On August 24, 2011 I gave birth to a 7lb 10oz baby boy. I was scheduled to do a cesarean delivery on September 10, but my blood pressure increased causing me to have an emergency cesarean delivery. As I entered into the hospital, I was nervous because I was so unprepared. Although, this was my third child and I had a previous cesarean delivery with both of my kids I was still nervous. I had never planned on having cesarean delivery but the my doctor was concerned with breaking the shoulders of my first son in June 06, because he was 9lbs and 11oz and so he encouraged me to have a cesarean delivery for the health of me and my child. So as research has stated once you have one cesarean delivery, you must continue to have them. Therefore in October 09, I had to also have a cesarean delivery with my daughter. In my last cesarean delivery my husband was there again through the whole process of the nurses prepping me and getting me ready as I went back into the operation room. When I was in the operation room, I had an epidural that was entered into my spine. My whole top was numb through the whole process. The whole procedure lasted for maybe an hour. After the doctors delivered my baby boy, my husband and the nurse left and went to take the baby to the nursery. The anesthesiologist and the nurses were so comforting through the whole process. After I left the operation room, I went to the recovery room and stayed there with my husband and nurses, while the rest of my family enjoyed the arrival of my new baby boy. My birthing experience was short and simple, but of course pain came afterwards while I stayed in the hospital for three nights. After my days in the hospital were finally over; me, my husband, and my mew baby boy, Caleb went home to his sister Mackenzie and his big brother Tavion.
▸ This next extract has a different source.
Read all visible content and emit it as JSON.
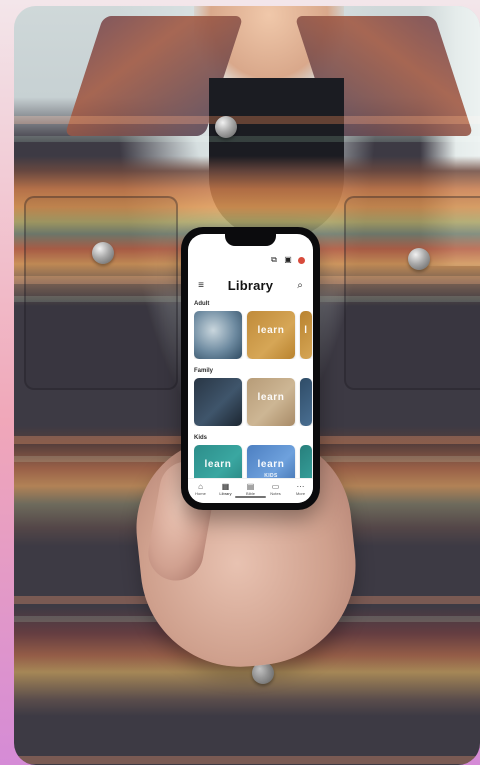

The country that I choose to read about in reference to their birthing experience was Japan. In Japan the women try not to use any painkillers. According to Azi Azuma, a Tokoyo native, this preference relates to the Buddhist perception of suffering: There is a belief among Japanese that labor pains act as a kind of test that woman must endure in preparation for the challenging role of motherhood
(Parents/American Baby, 2011). However many doctors are now believing that women receive more peace when they receive an epidural. But many women are keeping the tradition alive and opting out of having an epidural. The Japanese women have their babies in the hospital, but fathers can only participate in the birth of their child only if they have taking prenatal classes. Japanese women who have vaginal birth stay in the hospital for a minimum of five days; whereas women who have cesarean deliveries stay in the hospital for ten days.
Many cultures and countries have their own unique way of childbirth and the customs that follow after birth. In the Japanese culture, I learned that regardless if the father is in the life of the mother, they cannot participate in the birth of the child, if they do not take prenatal classes. In my culture, men do not have to take any prenatal classes to participate in the birthing experience. Also, the only way American women stay in the hospital more than three days if there are complications. The only time I stayed in the hospital over three days was with my first son because I had problems with my iron, calcium, and other minor issues.
I feel that women have to have a safe and healthy birth because we want to have healthy children. If we have complications in birth, then it will have an impact on their child’s development.
Parents/American Baby. (2011). Birth Customs Around the World. Retrieved November 1, 2011,
from Parents Network: http://www.parents.com/pregnancy/giving-birth/vaginal/birth-